Lines starting with an * in column one are treated as comments.[5]: 32 

A sample model[edit]

A transportation problem from George Dantzig is used to provide a sample GAMS model.[6] This model is part of the model library which contains many more complete GAMS models. This problem finds a least cost shipping schedule that meets requirements at markets and supplies at factories.

Dantzig, G B, Chapter 3.3. In Linear Programming and Extensions. Princeton University Press, Princeton, New Jersey, 1963.

 Sets
      i   canning plants   / seattle, san-diego /
      j   markets          / new-york, Chicago, topeka / ;
 Parameters
      a(i)  capacity of plant i in cases
        /    seattle     350
             san-diego   600  /
      b(j)  demand at market j in cases
        /    new-york    325
             Chicago     300
             topeka      275  / ;
 Table d(i,j)  distance in thousands of miles
                   new-york       Chicago      topeka
     seattle          2.5           1.7          1.8
     san-diego        2.5           1.8          1.4  ;
 Scalar f  freight in dollars per case per thousand miles  /90/ ;
 Parameter c(i,j)  transport cost in thousands of dollars per case ;
           c(i,j) = f * d(i,j) / 1000 ;
 Variables
      x(i,j)  shipment quantities in cases
      z       total transportation costs in thousands of dollars ;
 Positive Variable x ;
 Equations
      cost        define objective function
      supply(i)   observe supply limit at plant i
      demand(j)   satisfy demand at market j ;
 cost ..        z  =e=  sum((i,j), c(i,j)*x(i,j)) ;
 supply(i) ..   sum(j, x(i,j))  =l=  a(i) ;
 demand(j) ..   sum(i, x(i,j))  =g=  b(j) ;
 Model transport /all/ ;
 Solve transport using lp minimizing z ;
 Display x.l, x.m ;

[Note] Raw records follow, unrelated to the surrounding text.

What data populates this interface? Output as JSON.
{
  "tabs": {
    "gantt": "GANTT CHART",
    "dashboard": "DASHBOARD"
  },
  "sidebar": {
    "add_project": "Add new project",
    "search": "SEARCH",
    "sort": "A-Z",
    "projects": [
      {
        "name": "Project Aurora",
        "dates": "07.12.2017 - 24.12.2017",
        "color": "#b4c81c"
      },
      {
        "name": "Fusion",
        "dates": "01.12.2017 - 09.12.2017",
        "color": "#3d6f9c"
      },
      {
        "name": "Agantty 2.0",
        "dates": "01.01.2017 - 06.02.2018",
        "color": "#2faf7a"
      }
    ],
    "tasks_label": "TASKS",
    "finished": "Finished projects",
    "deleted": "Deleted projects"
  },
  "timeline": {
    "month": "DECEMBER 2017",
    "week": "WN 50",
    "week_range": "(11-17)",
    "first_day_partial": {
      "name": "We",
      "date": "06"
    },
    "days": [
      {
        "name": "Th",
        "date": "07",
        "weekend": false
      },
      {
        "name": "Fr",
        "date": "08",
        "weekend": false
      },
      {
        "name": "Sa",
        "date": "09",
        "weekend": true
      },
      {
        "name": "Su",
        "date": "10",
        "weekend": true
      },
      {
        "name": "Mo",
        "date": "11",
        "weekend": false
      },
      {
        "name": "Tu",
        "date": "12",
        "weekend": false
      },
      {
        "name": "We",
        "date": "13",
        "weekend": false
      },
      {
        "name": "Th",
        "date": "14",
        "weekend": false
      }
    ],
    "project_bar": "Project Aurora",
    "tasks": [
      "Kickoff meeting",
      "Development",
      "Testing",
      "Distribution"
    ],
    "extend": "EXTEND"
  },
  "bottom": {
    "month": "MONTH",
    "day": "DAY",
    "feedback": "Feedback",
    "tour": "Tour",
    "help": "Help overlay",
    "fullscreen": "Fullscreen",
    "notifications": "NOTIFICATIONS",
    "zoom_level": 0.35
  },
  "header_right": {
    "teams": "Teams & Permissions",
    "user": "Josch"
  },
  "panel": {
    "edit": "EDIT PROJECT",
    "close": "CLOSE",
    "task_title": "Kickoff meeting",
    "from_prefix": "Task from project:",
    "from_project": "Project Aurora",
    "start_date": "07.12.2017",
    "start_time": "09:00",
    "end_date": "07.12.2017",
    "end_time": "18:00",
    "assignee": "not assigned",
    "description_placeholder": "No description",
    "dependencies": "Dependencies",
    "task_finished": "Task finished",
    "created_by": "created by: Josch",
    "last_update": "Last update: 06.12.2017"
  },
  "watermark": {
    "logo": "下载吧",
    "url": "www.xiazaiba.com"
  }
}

Subsystems[edit]

The Mathematical Programming System for General Equilibrium analysis (MPSGE) is a language used for formulating and solving Arrow–Debreu economic equilibrium models and exists as a subsystem within GAMS.[7]

See also[edit]

References[edit]

  1. ^ "40 Distribution". gams.com. Retrieved 2022-08-03.
  2. ^ Kallrath, Josef (2004). Modeling Languages in Mathematical Optimization (First ed.). Norwell, USA: Kluer Academic Publishers. p. 241. ISBN 978-1-4613-7945-4.
  3. ^ Toward a General Algebraic Modelling System (PDF). IX. International Symposium on Mathematical Programming. Budapest, Hungary. 1976. p. 185.
  4. ^ https://www.gams.com/blog/article/news/phasing-out-of-32-bit-support-with-gams-30/?tx_news_pi1%5Bcontroller%5D=News&tx_news_pi1%5Baction%5D=detail&cHash=42ad8bd6cb83482b9820e0af6e263f03[dead link]
  5. ^ Rosenthal, Richard E (2007). GAMS — A user's guide (PDF). Washington, DC, USA: GAMS Development Corporation. Retrieved 2020-12-20.
  6. ^ R E Rosenthal (1988). "Chapter 2: A GAMS Tutorial". GAMS: A User's Guide. The Scientific Press, Redwood City, California.
  7. ^ Rutherford, T. F. (1999). "Applied General Equilibrium Modeling with MPSGE as a GAMS Subsystem: An Overview of the Modeling Framework and Syntax". Computational Economics. 14: 1–4. doi:10.1023/A:1008655831209.

External links[edit]